[Items listed in a dataset]
----
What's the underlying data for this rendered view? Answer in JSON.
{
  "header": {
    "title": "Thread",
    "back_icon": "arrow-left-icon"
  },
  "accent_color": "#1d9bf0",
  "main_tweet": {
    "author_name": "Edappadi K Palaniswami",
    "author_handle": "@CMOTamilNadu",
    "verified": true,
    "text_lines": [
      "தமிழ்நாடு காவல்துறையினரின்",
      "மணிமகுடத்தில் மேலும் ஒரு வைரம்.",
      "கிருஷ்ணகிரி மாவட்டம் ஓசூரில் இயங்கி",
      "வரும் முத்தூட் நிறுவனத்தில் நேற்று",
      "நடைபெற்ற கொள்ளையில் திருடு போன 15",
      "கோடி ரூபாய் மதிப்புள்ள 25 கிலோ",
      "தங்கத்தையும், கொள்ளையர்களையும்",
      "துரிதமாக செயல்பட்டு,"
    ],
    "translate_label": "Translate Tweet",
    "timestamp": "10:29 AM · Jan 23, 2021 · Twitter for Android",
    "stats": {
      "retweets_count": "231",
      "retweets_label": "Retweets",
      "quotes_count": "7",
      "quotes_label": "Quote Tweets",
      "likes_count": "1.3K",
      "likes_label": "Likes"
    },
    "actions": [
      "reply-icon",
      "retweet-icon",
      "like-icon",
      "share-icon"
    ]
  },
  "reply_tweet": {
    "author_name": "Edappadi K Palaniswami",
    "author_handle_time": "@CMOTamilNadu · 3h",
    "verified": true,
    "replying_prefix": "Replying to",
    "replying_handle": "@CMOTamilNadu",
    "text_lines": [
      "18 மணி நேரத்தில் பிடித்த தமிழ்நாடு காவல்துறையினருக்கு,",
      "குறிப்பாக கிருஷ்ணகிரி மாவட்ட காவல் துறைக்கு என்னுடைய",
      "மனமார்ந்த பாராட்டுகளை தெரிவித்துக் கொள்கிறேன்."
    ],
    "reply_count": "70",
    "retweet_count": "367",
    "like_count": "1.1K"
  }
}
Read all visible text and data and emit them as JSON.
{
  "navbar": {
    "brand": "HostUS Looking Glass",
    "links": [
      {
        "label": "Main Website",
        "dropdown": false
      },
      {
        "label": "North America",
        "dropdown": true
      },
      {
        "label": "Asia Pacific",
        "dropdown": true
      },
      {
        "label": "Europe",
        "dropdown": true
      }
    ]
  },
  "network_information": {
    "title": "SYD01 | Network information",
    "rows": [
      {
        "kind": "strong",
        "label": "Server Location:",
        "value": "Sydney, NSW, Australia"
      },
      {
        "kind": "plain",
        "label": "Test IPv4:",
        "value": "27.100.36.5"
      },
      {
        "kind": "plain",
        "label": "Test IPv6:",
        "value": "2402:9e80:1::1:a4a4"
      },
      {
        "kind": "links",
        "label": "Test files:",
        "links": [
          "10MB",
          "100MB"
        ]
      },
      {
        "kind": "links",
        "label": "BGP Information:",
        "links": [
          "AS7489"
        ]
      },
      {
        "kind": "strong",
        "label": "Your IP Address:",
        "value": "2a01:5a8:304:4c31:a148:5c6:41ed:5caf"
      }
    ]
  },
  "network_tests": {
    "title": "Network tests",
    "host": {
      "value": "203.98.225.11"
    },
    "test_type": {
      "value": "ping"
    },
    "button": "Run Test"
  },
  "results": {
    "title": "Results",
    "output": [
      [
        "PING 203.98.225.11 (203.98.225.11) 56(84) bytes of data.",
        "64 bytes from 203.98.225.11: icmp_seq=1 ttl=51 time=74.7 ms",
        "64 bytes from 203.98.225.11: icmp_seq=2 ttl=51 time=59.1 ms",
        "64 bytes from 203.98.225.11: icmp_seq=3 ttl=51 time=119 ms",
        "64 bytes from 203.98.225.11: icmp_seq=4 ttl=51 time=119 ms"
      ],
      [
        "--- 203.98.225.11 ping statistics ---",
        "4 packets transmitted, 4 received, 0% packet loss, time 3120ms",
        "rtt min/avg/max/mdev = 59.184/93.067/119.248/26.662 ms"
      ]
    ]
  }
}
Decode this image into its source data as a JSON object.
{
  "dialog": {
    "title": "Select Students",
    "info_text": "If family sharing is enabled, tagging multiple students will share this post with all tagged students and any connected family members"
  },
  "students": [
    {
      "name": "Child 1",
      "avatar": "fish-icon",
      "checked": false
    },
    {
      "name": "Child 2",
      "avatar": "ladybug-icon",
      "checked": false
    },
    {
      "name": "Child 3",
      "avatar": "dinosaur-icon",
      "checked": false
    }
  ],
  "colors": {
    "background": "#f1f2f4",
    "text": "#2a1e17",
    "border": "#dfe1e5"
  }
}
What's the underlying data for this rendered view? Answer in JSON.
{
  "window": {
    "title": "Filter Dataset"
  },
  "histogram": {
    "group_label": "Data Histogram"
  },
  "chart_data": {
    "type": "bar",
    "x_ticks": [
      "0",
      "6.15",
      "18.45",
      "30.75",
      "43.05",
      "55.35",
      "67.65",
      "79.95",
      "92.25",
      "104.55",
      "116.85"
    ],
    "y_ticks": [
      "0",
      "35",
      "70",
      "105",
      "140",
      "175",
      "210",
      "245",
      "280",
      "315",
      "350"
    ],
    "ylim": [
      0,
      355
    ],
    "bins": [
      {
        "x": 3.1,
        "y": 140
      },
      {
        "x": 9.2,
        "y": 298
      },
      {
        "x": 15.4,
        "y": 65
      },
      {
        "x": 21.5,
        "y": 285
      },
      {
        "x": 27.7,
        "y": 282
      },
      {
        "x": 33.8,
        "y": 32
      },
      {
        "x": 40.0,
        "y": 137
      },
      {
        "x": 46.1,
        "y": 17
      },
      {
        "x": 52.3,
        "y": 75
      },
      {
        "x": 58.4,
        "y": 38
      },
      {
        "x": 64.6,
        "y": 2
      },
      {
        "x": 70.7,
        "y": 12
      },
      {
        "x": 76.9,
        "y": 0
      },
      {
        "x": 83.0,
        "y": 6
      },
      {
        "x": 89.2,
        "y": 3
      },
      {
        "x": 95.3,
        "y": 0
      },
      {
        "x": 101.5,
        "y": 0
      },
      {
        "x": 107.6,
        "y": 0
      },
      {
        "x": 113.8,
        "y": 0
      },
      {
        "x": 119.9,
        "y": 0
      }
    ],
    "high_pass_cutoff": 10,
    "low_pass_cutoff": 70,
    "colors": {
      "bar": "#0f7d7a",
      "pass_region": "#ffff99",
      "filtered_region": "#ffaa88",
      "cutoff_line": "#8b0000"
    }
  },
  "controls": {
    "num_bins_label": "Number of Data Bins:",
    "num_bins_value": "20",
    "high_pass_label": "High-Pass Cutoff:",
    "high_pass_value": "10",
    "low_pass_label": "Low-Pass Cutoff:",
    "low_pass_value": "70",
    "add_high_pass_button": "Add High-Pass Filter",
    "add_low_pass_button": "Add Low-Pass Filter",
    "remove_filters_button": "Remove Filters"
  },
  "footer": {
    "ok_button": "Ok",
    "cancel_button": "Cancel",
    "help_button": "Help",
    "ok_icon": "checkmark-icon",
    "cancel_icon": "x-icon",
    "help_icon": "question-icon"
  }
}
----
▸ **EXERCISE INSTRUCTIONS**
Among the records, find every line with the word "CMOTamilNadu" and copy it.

▸ **FINISHED EXERCISE**
    "author_handle": "@CMOTamilNadu",
    "author_handle_time": "@CMOTamilNadu · 3h",
    "replying_handle": "@CMOTamilNadu",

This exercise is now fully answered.